Figure 8 is the simulation result of the emitted sound pressure field from the Langevin transducer front. The sound pressure field clearly shows the compression – expansion process, the spread of the ultrasonic wave to the frequency dependence environment. At the 40 kHz frequency, the sound pressure is maximun at the center and widened the boundary with the best orientation, Figure 8c.

Fig. 8. The sound pressure field of the Langevin transducer front

CONCLUSION

By finite element method, we have established the continuous equations, kinetic equations, the elastic coefficient matrix , piezoelectric coefficient, dielectric constants of piezoelectric environment.

Using the COMSOL-Multiphysics program builds the model to survey the characteristic parameters of the PZT hard piezoelectric ceramic plate and the Langevin ultrasonic transducer.

The resonant frequency of the PZT hardened piezoelectric ceramic is determined at 40 kHz. At this frequency the displacement and the sound pressure field are maximum and the best orientability.

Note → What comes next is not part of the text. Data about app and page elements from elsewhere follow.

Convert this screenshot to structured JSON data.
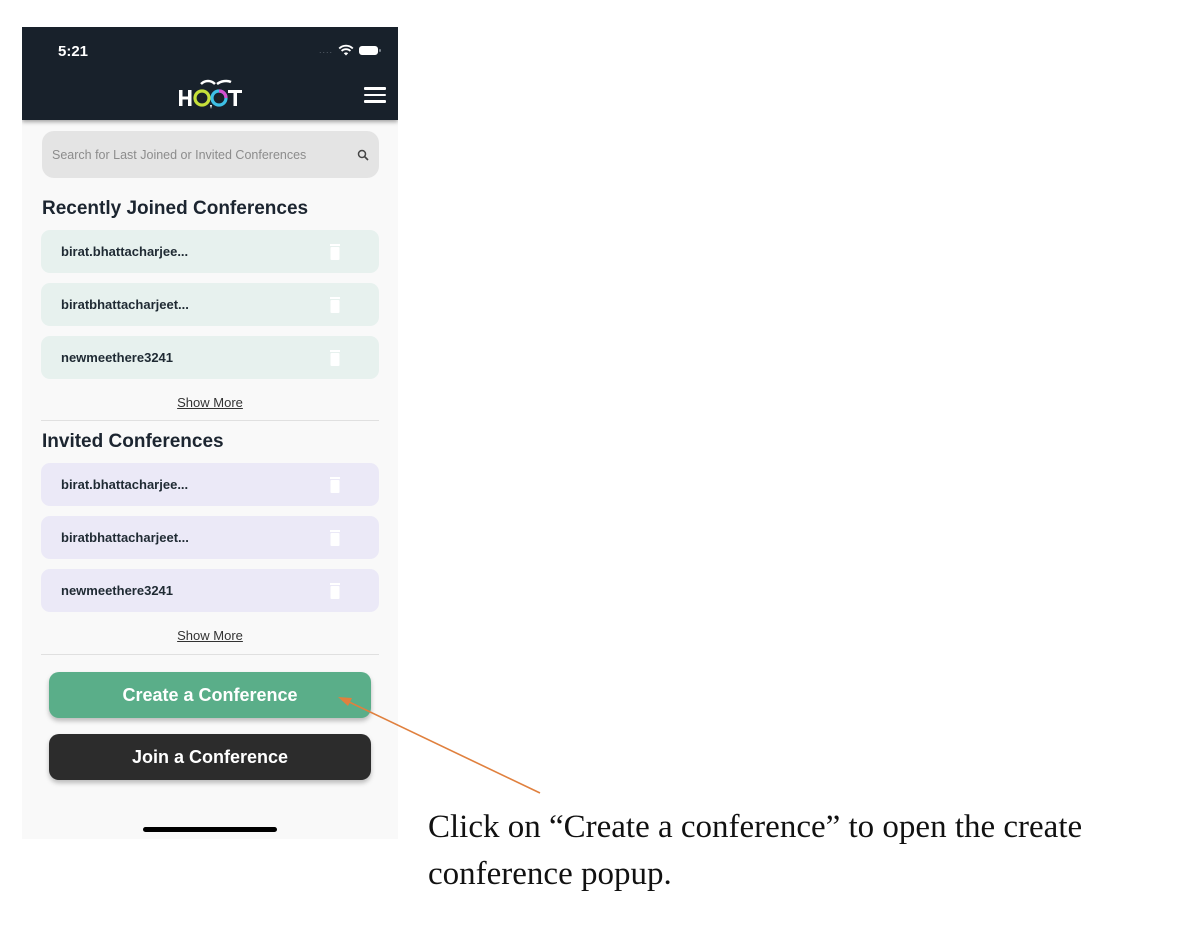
{
  "status_bar": {
    "time": "5:21",
    "signal": "....",
    "wifi_icon": "wifi-icon",
    "battery_icon": "battery-icon"
  },
  "header": {
    "logo_text": "HOOT",
    "menu_icon": "hamburger-menu-icon"
  },
  "search": {
    "placeholder": "Search for Last Joined or Invited Conferences",
    "value": "",
    "icon": "search-icon"
  },
  "recently_joined": {
    "title": "Recently Joined Conferences",
    "items": [
      {
        "label": "birat.bhattacharjee..."
      },
      {
        "label": "biratbhattacharjeet..."
      },
      {
        "label": "newmeethere3241"
      }
    ],
    "show_more": "Show More",
    "color": "#e7f1ee"
  },
  "invited": {
    "title": "Invited Conferences",
    "items": [
      {
        "label": "birat.bhattacharjee..."
      },
      {
        "label": "biratbhattacharjeet..."
      },
      {
        "label": "newmeethere3241"
      }
    ],
    "show_more": "Show More",
    "color": "#ebe9f7"
  },
  "actions": {
    "create_label": "Create a Conference",
    "join_label": "Join a Conference",
    "create_color": "#5aae89",
    "join_color": "#2c2c2c"
  },
  "annotation": {
    "caption": "Click on “Create a conference” to open the create conference popup.",
    "arrow_color": "#e0803e"
  }
}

REFERENCES

  1. C. H. Sherman, J. L. Butler, Transducers and Arrays for Underwater Sound.: Springer Science+Business Media, LLC, 2016.

  2. COMSOL Inc. (2011), Introduction to Comsol Multiphysics.: 1998 2017 COMSOL

  3. Dong Chen, Sanjay K. Sharma, Ackmez Mudhoo (2012), Handbook on Applications of Ultrasound, Taylor & Francis Group, LLC‌

  4. H. Allik and T. J. R. Hughes (1970), "Finite element method for piezoelectric vibration," International Journal of Numerical Methods in Engineering, vol. 2, pp. 151-l 57.

  5. Juan A. Gallego-Juarez and Karl F. Graff (2015), Power Ultrasonics Applications of High-intensity Ultrasound, Woodhead Publishing.‌

  6. M. Naillon, R. H. Coursant and F. Besnier (1983), "Analysis of piezoelectric structures by a finite element method," Acta Electronica, vol. 25, pp. 341-362.

  7. N. Guo and P. Cawley (1992), "The Finite Element Analysis Of The Vibration Characteristics Of Piezoelectric Discs," Journal of Sound and Vibration, vol. 159, no. 1, pp. 115-l 38.

  8. R. S. Woollett, "Theory of the piezoelectric flexural disk transducer with applications to underwater sound," USL research report No.490 S- F-001 0304-1, U. S. Navy Underwater Sound Laboratory 1960.

  9. Y. Kagawa and T. Yamabuchi (1976), "A finite element approach to electromechanical problems with an application to energy-trapped and surface-wave devices," Transactions of Sonics and Ultrasonics SU-U, vol. 3, pp. 263-272.

Leave a Reply

Your email address will not be published. Required fields are marked *